--- SUPPLIED DATA Enclosed Below ---

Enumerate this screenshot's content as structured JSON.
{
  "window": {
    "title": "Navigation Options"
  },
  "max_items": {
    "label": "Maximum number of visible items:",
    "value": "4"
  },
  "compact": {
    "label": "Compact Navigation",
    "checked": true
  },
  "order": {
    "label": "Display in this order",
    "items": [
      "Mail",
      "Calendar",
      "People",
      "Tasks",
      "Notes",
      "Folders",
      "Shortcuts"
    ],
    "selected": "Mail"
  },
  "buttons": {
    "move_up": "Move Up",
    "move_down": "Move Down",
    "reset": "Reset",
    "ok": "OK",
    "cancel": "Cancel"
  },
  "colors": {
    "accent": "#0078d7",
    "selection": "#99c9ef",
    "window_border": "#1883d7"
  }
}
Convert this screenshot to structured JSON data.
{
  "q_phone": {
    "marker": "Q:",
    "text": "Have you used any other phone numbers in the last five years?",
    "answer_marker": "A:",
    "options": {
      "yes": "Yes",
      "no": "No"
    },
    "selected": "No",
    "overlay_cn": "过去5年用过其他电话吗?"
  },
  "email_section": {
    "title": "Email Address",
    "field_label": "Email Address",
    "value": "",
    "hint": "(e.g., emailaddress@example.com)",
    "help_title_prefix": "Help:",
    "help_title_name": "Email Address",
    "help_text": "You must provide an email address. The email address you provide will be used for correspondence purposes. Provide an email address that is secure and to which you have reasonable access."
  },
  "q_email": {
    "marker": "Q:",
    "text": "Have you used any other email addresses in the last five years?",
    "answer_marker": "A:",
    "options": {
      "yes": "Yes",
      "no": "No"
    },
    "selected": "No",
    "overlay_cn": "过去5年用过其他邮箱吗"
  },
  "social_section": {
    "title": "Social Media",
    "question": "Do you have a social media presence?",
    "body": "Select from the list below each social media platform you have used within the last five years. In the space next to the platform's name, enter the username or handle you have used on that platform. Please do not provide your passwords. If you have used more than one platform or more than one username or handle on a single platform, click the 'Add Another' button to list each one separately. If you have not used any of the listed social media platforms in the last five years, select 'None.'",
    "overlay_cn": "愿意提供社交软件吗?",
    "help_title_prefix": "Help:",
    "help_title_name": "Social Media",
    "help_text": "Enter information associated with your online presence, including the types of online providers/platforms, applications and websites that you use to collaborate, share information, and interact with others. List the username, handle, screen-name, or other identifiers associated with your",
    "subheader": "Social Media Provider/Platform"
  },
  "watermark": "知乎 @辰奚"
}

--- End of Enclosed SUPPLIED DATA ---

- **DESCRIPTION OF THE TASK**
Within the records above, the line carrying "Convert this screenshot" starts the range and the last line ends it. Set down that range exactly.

- **TASK RESPONSE**
Convert this screenshot to structured JSON data.
{
  "q_phone": {
    "marker": "Q:",
    "text": "Have you used any other phone numbers in the last five years?",
    "answer_marker": "A:",
    "options": {
      "yes": "Yes",
      "no": "No"
    },
    "selected": "No",
    "overlay_cn": "过去5年用过其他电话吗?"
  },
  "email_section": {
    "title": "Email Address",
    "field_label": "Email Address",
    "value": "",
    "hint": "(e.g., emailaddress@example.com)",
    "help_title_prefix": "Help:",
    "help_title_name": "Email Address",
    "help_text": "You must provide an email address. The email address you provide will be used for correspondence purposes. Provide an email address that is secure and to which you have reasonable access."
  },
  "q_email": {
    "marker": "Q:",
    "text": "Have you used any other email addresses in the last five years?",
    "answer_marker": "A:",
    "options": {
      "yes": "Yes",
      "no": "No"
    },
    "selected": "No",
    "overlay_cn": "过去5年用过其他邮箱吗"
  },
  "social_section": {
    "title": "Social Media",
    "question": "Do you have a social media presence?",
    "body": "Select from the list below each social media platform you have used within the last five years. In the space next to the platform's name, enter the username or handle you have used on that platform. Please do not provide your passwords. If you have used more than one platform or more than one username or handle on a single platform, click the 'Add Another' button to list each one separately. If you have not used any of the listed social media platforms in the last five years, select 'None.'",
    "overlay_cn": "愿意提供社交软件吗?",
    "help_title_prefix": "Help:",
    "help_title_name": "Social Media",
    "help_text": "Enter information associated with your online presence, including the types of online providers/platforms, applications and websites that you use to collaborate, share information, and interact with others. List the username, handle, screen-name, or other identifiers associated with your",
    "subheader": "Social Media Provider/Platform"
  },
  "watermark": "知乎 @辰奚"
}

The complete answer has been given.